Completing my trio of “Susans” is Susan Andersen. Her last release by Kensington is called Exposure and is a great romantic suspense, with another winner of a hero. Elvis was injured while on the job in the big city and has moved back to the small town where he grew up. He is disfigured and has a hook where his hand used to be. The heroine and her daughter bring Elvis back to life and the transformation is wonderful to watch.
Michele Albert used to write under the name of Michele Jerott. Her second book under that name is called All Night Long. The hero is a Wisconsin dairy farmer, Rick, with red hair and a mustasche (not your usual tall, dark and handsome). He’s just been through a brutal divorce and wants nothing more than to be left alone to pick up the pieces of his life and maintain a relationship with his daughter as she changes from a little girl to an adolescent. The heroine, Annie, is a photographer who is researching a battle from an Indian war that took place on his land. He grudgingly allows her to work in his house and explore his farm searching for her answers. The plot is unusual, the characters fun and the resolution fully satisfying.
Tami Hoag wrote romance before she wrote suspense. She began writing romantic comedy for Loveswept and moved into romantic suspense when she went single title. One of her first, Lucky’s Lady, makes my list. Lucky is one of those scrumptious Cajun heroes, an artist turned soldier turned jack of all trades who has seen too much of the worst in people.
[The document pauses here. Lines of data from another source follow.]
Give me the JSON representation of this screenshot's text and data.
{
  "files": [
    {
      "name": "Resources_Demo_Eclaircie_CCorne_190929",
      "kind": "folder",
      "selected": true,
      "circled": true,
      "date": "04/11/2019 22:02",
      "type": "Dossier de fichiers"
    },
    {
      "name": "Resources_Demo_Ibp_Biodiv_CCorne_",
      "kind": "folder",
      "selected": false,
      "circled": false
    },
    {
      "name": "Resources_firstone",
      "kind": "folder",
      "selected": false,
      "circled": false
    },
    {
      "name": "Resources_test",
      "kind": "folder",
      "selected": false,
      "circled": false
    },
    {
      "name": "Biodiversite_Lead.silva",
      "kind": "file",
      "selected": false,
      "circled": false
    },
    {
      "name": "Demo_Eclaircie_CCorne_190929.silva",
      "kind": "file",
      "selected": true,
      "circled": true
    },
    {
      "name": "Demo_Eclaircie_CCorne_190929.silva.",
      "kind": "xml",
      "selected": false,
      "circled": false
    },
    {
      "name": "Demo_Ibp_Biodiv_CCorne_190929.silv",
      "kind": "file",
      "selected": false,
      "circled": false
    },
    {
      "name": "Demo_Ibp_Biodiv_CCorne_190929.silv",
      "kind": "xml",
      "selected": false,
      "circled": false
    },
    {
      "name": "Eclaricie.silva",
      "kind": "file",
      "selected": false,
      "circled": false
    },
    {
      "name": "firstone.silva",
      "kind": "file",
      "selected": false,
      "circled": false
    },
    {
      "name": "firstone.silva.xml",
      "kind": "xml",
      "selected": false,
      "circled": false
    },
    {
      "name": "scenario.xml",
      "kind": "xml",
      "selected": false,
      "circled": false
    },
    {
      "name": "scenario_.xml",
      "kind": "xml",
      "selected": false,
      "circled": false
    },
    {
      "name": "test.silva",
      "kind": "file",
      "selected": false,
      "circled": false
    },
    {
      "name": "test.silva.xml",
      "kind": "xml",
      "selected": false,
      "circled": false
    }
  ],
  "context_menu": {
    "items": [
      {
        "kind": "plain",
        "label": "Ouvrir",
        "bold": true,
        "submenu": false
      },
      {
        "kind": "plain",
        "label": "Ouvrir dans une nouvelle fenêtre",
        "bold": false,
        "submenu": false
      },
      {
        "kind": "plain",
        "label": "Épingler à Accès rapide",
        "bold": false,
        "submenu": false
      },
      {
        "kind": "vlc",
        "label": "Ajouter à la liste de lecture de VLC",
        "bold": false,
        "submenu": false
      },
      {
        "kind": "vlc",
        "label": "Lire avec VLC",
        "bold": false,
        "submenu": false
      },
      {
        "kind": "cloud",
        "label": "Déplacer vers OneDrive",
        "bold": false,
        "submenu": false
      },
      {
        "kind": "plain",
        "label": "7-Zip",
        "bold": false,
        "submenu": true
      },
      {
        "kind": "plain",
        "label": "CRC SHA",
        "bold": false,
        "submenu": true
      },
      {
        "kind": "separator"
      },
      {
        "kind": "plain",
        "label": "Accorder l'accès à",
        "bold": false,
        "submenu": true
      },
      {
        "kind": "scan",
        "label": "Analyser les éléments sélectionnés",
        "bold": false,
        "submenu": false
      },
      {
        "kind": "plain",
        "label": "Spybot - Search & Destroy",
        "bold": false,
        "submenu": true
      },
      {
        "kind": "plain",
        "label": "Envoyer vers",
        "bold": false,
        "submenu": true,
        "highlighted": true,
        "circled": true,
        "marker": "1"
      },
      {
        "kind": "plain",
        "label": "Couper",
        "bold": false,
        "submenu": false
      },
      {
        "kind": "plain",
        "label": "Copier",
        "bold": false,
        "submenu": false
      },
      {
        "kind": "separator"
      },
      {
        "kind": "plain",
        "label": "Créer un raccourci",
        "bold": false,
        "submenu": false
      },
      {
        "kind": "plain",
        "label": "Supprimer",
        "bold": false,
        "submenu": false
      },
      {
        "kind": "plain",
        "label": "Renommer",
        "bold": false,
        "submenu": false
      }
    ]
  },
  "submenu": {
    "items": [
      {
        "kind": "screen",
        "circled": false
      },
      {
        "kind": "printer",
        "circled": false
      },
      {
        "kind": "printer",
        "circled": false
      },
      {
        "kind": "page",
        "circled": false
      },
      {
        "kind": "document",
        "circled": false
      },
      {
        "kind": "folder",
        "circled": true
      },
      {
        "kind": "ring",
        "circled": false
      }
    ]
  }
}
The heroine doesn’t ever entirely tame him. She’s a good girl with a good pedigree and he manages to unlock all the passion that been bottled up inside her all her life. The rest of the book is populated with quirky characters and a great mystery. Did I mention the book is hot? Oven mitts are required apparel when reading this book
My favorite Jennifer Crusie comes next, and that’s Fast Women. It skirts that fine line between romance and women’s fiction, but the end of the book puts this one solidly in the romance column. This book contains the usual Crusie snappy writing and understated humor and the friendship between the women is the thing that really appeals to me in a big way.
I’m going to cheat with Nora Roberts. I’m going to count her Born In series as two books. Of the three titles in the book, Born in Fire, Born in Ice and Born in Shame, Born in Shame is my favorite of the three. Of course, they are wonderful romances, the heroes are off the chart sexy and the heroines likeable and interesting. The books on the whole, however, deal with one of my favorite topics, why do we artists do what we do? There’s not an aspect of the artistic life and process that she doesn’t explore, from making art as a profession to selling it, from homemaking to international gallery owner, from singing in a pub to writing New York Times bestsellers. She also explores the complicated and tangled ties of what makes a family and how people can be deeply connected by what appears to me the most trivial detail. Rich and thought provoking, I also re-read this series once a year and again, always find something new to think about, either about my music or my writing, or about my teaching others to be artists.
So, there’s my list! What’s on yours? I'd love to know!